Holtmann felt he had to create and define Ohio State’s identity prior to the first game of the season, one that was completely different than the five-seed NCAA Tournament team he had in his first season.
And many aspects of that identity have remained integral as the season continued, heading into the Buckeyes’ first round matchup with Iowa State in the tournament.
Sophomore forward Kaleb Wesson was key offensively against the Bearcats, leading Ohio State with 15 points, making 5-of-9 from the field. It was the first of six games in which Wesson shot over 50 percent from the field, becoming the Buckeyes’ leading scorer and rebounder, and the player many opposing defenses planned around.
But Ohio State’s overall offensive approach did not prove to be based solely on Wesson from the start of the season.

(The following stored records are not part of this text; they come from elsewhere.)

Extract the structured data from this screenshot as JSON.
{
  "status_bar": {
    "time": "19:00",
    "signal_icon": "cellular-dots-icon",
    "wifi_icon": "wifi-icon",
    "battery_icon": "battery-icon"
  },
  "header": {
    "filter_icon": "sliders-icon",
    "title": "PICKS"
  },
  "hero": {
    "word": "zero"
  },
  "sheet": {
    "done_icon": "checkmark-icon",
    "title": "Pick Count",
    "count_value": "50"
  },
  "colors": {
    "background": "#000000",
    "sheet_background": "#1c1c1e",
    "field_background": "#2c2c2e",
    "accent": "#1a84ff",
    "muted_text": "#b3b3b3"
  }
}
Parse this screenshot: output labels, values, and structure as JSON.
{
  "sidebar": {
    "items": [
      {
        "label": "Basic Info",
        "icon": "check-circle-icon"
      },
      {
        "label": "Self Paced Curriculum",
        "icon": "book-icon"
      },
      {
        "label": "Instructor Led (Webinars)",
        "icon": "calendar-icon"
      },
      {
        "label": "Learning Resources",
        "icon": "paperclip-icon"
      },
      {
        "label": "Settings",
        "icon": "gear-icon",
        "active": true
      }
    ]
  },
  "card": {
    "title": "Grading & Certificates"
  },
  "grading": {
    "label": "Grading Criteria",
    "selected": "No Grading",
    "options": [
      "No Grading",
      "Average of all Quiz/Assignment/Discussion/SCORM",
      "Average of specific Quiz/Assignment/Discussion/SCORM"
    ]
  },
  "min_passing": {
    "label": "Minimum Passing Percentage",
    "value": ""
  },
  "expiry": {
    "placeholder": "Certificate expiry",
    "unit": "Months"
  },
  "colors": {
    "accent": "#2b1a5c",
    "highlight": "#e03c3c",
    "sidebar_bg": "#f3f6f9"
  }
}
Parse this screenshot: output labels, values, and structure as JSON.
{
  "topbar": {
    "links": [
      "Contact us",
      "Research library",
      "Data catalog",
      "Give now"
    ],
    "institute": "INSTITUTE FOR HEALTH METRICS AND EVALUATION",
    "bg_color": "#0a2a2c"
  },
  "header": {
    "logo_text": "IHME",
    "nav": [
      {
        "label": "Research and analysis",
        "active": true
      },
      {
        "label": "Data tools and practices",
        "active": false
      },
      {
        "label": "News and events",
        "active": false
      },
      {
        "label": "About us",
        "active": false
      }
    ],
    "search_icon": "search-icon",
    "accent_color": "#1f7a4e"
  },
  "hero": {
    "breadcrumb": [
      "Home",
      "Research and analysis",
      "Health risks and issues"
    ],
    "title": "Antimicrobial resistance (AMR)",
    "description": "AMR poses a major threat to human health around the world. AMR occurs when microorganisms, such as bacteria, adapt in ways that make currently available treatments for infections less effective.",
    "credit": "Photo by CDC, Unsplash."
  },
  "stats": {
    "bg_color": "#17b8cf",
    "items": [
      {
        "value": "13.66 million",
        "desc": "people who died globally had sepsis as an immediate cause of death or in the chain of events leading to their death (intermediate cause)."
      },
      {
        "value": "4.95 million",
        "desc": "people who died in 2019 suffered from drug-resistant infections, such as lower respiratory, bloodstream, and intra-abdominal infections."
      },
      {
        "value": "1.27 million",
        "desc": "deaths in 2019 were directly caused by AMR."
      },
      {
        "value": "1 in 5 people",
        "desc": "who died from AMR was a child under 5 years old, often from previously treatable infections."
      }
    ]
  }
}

Instead, the Buckeyes’ approach was to be better from deep than it was a year ago.
After hitting 3-of-11 from 3 in the first half, Ohio State connected on 5-of-9 in the second, leaving Cincinnati hitting 40 percent of its 3-point attempts.
Despite his 2-of-7 start to the season, senior guard C.J. Jackson has continued that trajectory, hitting 38.2 percent of his shots from 3 on a team-high 152 attempts.
Freshman guard Luther Muhammad, making his first collegiate start, also proved to be much more aggressive than he was throughout the regular season. He made 4-of-10 from the field, one of six games this season in which he had double-digit shot attempts, for 11 points, one of 12 double-digit scoring games.
But it was not until the postgame that storylines began to be established for Ohio State.
Holtmann called the win against the Bearcats a good test of resiliency for his team on the road, saying he was interested to see if that toughness would remain throughout the season. Ohio State ended the season winning five of 12 true road games, including only 2-of-7 road games against conference opponents.
With the new faces on the roster, Holtmann was not ready to begin making sweeping statements on the quality of his team after one win, instead focusing on what was immediately next: tomorrow’s practice.
A sweeping statement would prove to be useless to describe Ohio State. After winning 12 of their first 13 games of the season, the Buckeyes lost five of their next six games, ending the season with an 8-12 record in Big Ten play.
But Holtmann did get an idea of what his players could be, from Muhammad’s fiery personality — earning a technical foul in his first game — to the leadership of Jackson and redshirt senior guard Keyshawn Woods.
Holtmann said Sunday he has seen many members of his roster, including players who stepped up in the win against Cincinnati, perform in their new roles, giving them a chance at enough success for postseason play.
But an identity was never truly established.
“We have never coached a team with this number of new faces, and you are trying to figure out with each passing day who we are and who we are becoming,” Holtmann said. “That’s been the challenge.”
And as the season continued, other storylines developed: foul trouble, Kaleb Wesson’s suspension, the freshman highs and lows, including Muhammad’s late-season struggles, and injuries to Jackson and sophomore forward Kyle Young.
But to Jackson, Ohio State, through its ups and downs, achieved its preseason goal, the same goal the team had with Bates-Diop and Tate.
“We did what we had to do throughout the season to put ourselves in position to make the NCAA Tournament,” Jackson said. “So at the end of the day, especially with the young team, that’s all you can ask for.”
Even without a true identity, without knowing who would be the main offensive leader or the leader in the locker room, Ohio State still found a way to beat Cincinnati, a team that will go into the tournament as a seven seed.
“We have had our struggles. We have, there’s no doubting that, and we all take responsibility for that,” Holtmann said. “But we have also won some games, and we won some important games certainly beginning with our very first one.”